**WHAT YOU SHOULD DO**:
Check each line of the data, and copy those where "minutes" appears.

####

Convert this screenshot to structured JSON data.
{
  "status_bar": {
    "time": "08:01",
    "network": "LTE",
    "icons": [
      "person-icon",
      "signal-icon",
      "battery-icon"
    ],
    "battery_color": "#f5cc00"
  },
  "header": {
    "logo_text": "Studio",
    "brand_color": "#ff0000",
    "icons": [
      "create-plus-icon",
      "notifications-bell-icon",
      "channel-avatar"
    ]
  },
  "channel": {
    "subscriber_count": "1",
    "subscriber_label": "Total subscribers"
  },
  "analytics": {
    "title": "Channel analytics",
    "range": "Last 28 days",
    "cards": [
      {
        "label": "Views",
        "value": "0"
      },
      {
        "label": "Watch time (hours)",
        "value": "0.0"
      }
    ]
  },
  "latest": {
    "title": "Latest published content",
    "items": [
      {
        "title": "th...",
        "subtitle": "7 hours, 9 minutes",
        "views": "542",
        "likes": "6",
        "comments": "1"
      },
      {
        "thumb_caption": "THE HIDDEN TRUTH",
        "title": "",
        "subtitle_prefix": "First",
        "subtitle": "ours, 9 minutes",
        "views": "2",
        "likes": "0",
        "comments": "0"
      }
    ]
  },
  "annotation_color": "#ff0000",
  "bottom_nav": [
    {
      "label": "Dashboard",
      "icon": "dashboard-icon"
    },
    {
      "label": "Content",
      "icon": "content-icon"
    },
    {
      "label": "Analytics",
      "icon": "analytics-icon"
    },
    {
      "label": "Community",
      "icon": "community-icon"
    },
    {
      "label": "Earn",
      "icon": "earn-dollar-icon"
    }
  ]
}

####

**TASK ANSWER**:
        "subtitle": "7 hours, 9 minutes",
        "subtitle": "ours, 9 minutes",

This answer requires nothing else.